Directions: The answer must consist of every line from the entries below that contains the word "chevron".

Data about app and page elements
* * *
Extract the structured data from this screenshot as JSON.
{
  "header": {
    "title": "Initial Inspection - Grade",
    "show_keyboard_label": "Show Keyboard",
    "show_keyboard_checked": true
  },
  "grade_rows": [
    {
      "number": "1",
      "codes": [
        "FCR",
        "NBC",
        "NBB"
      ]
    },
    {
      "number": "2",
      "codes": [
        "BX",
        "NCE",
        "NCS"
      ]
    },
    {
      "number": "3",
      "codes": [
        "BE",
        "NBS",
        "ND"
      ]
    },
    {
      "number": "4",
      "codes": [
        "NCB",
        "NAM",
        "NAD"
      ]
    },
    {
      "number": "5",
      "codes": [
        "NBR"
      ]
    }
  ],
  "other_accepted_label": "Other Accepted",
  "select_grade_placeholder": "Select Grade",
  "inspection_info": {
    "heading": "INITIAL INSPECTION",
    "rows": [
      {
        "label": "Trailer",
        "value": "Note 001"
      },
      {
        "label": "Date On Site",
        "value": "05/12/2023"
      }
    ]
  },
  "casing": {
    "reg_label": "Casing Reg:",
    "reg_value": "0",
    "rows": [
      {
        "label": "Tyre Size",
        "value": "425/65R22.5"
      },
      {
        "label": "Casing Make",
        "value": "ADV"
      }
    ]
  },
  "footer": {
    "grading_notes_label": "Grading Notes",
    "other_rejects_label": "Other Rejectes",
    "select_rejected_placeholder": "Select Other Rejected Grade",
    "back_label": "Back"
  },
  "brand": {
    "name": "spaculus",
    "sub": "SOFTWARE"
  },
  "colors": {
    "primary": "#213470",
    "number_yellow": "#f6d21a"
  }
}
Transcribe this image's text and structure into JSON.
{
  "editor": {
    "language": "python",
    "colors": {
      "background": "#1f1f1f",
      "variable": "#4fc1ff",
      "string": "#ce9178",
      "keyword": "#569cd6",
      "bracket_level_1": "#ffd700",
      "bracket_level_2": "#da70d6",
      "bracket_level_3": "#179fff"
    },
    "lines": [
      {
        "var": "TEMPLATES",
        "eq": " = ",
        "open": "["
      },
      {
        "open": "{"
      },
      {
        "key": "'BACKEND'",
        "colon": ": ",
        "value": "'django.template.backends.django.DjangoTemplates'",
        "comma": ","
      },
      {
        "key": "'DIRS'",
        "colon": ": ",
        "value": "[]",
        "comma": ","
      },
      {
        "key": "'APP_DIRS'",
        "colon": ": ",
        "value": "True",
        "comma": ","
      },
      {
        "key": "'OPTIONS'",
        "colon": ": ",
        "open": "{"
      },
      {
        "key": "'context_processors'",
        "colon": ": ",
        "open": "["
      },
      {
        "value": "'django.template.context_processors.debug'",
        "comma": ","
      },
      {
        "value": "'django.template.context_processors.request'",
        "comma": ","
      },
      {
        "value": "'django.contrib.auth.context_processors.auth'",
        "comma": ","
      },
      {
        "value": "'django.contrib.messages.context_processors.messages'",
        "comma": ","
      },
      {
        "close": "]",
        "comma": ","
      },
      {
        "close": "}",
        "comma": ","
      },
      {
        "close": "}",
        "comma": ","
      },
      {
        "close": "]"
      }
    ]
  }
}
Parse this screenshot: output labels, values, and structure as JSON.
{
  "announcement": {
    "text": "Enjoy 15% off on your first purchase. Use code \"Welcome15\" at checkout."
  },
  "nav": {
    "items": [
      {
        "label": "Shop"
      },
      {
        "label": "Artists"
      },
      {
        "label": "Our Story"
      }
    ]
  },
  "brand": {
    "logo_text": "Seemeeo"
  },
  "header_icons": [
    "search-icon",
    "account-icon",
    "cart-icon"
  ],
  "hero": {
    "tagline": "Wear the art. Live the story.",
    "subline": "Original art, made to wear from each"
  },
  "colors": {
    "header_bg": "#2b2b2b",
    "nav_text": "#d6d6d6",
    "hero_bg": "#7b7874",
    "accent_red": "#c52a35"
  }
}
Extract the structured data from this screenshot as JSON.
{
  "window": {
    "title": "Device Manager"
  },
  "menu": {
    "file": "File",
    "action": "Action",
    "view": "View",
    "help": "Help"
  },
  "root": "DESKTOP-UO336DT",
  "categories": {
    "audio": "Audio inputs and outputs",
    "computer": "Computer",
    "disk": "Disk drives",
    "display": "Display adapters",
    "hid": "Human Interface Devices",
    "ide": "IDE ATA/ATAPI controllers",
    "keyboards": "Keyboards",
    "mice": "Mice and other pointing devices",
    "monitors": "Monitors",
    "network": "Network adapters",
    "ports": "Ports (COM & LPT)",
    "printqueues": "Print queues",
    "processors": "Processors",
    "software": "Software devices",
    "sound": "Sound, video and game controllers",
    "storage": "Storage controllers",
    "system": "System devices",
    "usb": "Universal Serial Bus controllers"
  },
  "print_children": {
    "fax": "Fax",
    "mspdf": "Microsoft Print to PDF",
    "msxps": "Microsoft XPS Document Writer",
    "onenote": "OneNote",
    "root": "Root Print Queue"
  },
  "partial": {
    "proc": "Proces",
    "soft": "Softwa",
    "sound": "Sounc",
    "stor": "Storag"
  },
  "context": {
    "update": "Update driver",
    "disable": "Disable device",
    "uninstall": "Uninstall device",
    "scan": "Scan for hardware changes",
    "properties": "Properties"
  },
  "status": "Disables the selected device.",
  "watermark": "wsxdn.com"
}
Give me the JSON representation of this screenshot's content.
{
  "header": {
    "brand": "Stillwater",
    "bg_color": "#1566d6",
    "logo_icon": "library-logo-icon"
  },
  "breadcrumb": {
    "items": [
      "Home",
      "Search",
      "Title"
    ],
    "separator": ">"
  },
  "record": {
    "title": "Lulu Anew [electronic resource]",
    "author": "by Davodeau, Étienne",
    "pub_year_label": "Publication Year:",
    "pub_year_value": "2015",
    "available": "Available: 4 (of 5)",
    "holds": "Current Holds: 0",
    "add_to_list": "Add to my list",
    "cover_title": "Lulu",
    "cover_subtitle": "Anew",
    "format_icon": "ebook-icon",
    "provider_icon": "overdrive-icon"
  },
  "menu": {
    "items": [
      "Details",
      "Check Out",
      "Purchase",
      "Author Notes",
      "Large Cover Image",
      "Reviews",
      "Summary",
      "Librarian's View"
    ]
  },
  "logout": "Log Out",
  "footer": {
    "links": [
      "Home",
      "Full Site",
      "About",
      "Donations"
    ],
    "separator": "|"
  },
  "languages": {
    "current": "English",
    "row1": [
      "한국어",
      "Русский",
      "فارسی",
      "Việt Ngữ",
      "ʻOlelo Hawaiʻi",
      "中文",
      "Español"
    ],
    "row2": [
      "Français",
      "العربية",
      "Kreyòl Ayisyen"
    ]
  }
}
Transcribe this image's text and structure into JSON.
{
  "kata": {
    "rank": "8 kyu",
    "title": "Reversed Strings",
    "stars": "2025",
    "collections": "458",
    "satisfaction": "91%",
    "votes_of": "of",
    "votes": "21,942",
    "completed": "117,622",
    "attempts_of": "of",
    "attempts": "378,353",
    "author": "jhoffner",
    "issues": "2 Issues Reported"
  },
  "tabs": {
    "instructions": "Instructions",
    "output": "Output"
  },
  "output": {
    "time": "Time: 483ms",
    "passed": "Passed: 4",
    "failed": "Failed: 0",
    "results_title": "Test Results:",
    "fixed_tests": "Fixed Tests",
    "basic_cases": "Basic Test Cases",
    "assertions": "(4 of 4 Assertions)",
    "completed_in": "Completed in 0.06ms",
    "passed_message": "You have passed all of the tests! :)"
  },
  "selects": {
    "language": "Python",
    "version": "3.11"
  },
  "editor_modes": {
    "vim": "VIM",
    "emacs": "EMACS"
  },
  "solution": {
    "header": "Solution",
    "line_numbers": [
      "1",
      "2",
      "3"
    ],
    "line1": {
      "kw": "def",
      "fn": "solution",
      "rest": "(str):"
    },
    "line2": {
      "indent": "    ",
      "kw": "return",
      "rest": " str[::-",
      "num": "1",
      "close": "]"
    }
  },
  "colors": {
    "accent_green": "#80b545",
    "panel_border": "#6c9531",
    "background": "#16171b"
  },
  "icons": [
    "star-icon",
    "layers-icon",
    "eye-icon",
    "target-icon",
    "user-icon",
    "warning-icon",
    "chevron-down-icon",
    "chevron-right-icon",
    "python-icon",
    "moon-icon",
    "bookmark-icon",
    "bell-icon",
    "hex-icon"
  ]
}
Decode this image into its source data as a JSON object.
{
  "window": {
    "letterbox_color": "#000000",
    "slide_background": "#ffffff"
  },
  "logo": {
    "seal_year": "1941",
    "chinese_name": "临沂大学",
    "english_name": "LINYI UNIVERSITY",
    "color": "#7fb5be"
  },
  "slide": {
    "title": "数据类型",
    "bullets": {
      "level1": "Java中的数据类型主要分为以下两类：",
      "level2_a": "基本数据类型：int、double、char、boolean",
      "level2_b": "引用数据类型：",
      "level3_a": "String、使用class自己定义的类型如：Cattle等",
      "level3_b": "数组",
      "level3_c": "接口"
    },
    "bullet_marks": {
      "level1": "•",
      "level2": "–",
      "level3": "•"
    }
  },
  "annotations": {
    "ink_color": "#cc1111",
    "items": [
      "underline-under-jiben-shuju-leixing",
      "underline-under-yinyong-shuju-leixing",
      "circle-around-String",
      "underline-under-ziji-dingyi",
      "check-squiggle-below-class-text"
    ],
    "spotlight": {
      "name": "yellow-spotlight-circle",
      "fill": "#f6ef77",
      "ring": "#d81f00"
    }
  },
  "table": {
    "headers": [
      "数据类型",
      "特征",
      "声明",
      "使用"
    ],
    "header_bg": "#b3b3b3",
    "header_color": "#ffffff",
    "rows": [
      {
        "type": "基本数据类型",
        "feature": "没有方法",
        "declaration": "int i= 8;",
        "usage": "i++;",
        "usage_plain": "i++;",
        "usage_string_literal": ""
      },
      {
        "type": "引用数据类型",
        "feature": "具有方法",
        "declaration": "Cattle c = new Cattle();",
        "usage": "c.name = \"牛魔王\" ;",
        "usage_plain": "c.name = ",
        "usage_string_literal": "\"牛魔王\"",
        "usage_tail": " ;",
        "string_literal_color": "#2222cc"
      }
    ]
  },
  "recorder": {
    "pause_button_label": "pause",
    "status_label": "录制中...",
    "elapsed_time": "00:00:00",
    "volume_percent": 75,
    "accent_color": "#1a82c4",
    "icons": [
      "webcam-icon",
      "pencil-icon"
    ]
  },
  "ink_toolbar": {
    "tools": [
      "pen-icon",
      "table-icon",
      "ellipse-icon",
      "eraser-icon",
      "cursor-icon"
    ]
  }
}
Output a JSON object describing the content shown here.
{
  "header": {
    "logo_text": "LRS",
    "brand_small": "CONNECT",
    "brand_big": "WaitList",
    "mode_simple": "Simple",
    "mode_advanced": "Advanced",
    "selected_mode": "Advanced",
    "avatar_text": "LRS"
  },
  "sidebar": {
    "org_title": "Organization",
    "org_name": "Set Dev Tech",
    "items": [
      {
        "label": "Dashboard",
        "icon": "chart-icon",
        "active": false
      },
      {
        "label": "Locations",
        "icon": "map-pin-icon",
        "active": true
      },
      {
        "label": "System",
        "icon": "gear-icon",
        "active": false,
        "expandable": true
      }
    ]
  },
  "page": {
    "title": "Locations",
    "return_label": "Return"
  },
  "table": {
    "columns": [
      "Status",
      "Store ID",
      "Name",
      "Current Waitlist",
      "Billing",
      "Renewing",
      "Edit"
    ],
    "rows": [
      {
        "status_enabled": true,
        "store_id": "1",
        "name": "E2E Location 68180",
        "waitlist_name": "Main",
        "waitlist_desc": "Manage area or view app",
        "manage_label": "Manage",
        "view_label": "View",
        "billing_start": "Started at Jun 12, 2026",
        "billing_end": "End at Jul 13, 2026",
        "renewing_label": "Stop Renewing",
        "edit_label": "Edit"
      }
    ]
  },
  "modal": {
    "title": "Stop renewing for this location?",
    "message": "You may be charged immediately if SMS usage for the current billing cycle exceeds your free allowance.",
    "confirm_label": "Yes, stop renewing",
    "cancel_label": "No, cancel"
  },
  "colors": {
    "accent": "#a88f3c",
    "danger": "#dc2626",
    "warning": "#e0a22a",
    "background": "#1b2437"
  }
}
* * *
Answer space:
    "chevron-down-icon",
    "chevron-right-icon",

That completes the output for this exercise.